§ WHAT THE TASK ASKS: Collect all lines containing the word "DASHBOARD" from the data.
** Opening MATERIAL SHOWN block **
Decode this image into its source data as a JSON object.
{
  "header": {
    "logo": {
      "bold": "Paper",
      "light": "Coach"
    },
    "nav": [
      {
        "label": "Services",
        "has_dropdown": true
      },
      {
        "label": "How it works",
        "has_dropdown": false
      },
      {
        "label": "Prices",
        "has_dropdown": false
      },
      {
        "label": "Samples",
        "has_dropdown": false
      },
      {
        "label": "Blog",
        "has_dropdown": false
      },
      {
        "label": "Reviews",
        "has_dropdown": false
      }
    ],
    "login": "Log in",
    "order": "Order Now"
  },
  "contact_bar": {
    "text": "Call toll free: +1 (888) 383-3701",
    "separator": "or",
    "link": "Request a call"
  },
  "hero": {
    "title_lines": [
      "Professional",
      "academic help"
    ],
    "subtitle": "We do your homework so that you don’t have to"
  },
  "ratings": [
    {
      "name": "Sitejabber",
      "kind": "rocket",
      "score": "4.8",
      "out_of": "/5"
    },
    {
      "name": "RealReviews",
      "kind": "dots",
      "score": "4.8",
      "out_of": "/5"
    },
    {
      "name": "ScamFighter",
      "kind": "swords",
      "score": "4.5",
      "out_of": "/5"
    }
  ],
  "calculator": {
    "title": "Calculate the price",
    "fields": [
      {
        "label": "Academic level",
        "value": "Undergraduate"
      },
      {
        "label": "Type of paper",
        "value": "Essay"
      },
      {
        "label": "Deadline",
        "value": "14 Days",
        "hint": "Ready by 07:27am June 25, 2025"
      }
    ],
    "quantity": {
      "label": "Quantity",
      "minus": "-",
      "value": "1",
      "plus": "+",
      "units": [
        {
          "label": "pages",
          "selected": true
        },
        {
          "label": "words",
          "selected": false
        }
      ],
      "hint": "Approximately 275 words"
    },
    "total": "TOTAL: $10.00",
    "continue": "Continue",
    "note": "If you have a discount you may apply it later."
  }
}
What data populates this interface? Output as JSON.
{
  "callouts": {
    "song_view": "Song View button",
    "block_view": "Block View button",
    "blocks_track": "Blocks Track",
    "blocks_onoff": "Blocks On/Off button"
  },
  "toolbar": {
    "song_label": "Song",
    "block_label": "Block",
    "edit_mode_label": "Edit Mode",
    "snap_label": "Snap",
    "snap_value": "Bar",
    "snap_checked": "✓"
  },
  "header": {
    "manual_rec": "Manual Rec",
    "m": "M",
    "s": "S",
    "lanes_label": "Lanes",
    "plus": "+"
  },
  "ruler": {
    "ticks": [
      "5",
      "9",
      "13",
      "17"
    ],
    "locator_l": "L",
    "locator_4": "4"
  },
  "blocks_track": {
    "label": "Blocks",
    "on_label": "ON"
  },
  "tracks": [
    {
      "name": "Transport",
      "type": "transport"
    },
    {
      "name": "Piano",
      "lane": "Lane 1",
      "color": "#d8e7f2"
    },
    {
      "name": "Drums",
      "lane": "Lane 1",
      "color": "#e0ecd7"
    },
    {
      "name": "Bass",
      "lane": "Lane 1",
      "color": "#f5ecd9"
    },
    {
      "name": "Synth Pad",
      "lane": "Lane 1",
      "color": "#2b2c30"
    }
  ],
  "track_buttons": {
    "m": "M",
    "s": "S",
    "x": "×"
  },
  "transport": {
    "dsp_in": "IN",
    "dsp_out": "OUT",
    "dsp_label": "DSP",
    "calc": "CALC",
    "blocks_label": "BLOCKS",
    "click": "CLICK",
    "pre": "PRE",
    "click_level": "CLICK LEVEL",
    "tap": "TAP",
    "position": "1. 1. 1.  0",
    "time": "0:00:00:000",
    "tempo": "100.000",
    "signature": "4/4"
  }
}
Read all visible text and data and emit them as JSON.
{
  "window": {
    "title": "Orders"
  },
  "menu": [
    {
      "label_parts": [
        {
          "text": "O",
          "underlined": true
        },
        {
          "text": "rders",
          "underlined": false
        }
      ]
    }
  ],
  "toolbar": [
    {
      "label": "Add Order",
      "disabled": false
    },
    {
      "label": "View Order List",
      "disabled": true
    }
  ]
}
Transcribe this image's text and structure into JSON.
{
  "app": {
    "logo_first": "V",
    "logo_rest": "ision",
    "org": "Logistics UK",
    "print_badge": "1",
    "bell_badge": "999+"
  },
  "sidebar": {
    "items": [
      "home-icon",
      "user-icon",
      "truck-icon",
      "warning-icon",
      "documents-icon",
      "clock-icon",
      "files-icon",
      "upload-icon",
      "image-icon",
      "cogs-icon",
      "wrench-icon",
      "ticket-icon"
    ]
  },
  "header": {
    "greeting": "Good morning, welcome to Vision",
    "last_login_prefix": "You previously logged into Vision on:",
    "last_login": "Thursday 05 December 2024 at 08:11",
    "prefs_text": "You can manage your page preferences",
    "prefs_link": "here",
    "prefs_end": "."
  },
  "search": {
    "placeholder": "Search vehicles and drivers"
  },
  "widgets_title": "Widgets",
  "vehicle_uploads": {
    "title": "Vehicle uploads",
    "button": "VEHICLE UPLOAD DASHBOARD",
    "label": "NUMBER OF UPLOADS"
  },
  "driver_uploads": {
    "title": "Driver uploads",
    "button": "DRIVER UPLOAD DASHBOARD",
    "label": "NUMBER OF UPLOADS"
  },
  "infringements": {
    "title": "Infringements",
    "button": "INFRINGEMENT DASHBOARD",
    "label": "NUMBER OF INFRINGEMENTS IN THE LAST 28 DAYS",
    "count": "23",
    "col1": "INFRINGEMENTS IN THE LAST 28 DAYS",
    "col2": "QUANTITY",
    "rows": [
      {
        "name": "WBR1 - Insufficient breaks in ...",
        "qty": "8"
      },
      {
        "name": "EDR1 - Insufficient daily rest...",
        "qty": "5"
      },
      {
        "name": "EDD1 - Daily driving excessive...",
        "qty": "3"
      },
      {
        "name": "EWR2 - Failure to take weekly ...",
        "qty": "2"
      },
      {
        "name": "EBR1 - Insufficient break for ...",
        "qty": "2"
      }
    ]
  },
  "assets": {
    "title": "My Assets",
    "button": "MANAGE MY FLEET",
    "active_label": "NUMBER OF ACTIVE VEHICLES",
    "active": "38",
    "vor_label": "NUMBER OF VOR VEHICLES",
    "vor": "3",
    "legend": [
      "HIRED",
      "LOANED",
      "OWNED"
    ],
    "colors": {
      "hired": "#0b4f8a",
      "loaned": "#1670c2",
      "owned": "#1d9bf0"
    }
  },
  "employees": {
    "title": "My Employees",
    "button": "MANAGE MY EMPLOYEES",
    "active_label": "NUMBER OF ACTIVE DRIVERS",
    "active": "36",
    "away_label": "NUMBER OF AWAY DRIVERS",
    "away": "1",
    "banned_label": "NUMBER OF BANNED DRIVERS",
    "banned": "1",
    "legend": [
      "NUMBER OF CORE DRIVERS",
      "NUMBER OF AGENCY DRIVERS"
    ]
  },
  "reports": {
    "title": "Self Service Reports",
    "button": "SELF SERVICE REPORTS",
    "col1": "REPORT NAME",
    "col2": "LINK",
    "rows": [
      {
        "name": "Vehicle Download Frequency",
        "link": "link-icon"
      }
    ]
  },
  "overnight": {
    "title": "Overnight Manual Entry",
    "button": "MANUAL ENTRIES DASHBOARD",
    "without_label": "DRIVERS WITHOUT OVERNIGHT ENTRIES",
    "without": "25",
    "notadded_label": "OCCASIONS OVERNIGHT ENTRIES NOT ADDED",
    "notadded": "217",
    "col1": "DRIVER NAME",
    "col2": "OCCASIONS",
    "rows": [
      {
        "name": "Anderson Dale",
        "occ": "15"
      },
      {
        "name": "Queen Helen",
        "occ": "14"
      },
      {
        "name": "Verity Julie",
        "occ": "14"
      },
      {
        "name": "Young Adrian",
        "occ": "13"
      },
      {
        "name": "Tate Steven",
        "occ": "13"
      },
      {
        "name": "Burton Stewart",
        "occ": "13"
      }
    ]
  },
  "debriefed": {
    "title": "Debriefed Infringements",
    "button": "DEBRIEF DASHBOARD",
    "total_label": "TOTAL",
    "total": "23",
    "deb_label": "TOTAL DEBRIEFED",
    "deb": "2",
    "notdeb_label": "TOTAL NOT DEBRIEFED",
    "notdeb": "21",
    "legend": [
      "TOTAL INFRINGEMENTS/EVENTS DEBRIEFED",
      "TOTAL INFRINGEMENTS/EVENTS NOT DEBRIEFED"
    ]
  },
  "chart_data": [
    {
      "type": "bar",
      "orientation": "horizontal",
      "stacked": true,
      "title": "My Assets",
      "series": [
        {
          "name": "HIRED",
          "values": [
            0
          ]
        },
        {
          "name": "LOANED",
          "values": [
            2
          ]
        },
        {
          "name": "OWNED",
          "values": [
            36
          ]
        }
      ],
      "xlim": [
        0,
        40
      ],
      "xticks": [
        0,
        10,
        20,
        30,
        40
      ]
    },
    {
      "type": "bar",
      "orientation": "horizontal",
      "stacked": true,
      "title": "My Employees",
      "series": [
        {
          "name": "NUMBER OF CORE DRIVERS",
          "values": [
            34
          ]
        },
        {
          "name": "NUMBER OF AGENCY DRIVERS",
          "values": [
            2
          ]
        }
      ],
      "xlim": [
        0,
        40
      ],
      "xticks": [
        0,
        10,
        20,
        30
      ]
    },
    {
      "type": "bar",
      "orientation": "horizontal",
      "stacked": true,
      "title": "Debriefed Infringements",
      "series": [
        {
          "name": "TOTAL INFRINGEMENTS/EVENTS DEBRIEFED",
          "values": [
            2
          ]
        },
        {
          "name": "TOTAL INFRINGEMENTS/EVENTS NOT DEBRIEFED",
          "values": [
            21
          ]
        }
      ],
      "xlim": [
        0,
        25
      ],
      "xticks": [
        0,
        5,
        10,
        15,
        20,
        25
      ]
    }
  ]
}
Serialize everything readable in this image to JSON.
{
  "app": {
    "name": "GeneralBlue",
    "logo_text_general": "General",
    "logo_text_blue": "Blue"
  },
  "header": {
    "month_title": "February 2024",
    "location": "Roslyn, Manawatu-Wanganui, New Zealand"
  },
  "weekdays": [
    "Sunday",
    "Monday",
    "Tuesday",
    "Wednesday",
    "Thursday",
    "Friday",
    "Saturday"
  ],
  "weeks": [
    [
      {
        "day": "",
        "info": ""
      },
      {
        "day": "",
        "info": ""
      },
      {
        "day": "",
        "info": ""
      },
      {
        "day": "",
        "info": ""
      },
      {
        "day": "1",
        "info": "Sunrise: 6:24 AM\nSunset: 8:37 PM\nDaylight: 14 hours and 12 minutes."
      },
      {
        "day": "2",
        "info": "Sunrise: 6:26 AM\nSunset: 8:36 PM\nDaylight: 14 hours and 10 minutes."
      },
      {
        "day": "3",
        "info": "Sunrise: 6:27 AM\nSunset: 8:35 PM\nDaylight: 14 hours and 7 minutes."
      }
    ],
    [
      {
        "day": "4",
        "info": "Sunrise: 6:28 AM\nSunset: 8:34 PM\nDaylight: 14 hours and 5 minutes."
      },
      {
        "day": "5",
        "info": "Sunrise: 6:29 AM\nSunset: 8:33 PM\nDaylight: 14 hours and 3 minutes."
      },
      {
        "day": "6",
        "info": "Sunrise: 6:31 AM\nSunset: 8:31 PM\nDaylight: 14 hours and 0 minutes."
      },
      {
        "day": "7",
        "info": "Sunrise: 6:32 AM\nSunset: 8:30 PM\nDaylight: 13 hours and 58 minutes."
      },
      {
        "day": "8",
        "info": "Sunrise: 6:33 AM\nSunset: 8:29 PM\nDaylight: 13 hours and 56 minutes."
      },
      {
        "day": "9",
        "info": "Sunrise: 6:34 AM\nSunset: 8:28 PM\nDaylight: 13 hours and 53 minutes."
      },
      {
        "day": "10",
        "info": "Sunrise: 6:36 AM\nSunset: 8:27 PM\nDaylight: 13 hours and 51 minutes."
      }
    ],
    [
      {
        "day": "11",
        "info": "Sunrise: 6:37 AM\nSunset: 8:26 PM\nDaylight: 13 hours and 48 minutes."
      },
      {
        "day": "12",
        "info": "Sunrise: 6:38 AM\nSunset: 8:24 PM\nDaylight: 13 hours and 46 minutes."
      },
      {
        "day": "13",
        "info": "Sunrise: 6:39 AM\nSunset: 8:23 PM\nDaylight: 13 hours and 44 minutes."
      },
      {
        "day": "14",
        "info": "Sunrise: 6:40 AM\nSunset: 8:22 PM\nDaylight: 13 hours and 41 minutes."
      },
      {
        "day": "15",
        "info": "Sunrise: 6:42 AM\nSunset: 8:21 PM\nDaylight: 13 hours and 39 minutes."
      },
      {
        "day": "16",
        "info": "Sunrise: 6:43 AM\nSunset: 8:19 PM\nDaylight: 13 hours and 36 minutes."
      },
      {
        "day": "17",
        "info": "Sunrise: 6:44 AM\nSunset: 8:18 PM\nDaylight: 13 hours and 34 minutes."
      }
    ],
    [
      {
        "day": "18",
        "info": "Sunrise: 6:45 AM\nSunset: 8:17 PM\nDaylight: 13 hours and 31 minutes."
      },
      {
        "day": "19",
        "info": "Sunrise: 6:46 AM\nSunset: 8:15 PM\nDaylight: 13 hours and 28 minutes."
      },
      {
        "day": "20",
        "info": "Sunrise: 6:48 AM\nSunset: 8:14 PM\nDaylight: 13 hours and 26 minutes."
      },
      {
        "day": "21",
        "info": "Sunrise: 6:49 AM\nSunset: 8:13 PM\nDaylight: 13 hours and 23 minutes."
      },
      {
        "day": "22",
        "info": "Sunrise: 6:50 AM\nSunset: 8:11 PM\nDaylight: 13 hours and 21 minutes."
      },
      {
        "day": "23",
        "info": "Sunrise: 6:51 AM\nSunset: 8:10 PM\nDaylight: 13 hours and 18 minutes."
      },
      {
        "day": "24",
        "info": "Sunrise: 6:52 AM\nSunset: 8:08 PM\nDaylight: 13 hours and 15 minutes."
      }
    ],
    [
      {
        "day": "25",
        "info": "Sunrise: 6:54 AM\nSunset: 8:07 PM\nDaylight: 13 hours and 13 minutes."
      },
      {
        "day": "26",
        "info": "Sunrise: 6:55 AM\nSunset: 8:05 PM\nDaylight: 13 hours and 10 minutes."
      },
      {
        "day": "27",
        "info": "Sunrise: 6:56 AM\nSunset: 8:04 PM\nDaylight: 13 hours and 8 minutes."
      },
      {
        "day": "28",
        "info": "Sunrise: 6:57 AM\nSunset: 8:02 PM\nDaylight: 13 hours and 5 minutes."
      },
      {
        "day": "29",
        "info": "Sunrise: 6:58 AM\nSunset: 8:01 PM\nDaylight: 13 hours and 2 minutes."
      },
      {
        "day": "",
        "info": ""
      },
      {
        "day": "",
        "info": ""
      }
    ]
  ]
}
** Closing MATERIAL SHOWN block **
§ SOLVED PROBLEM:
    "button": "VEHICLE UPLOAD DASHBOARD",
    "button": "DRIVER UPLOAD DASHBOARD",
    "button": "INFRINGEMENT DASHBOARD",
    "button": "MANUAL ENTRIES DASHBOARD",
    "button": "DEBRIEF DASHBOARD",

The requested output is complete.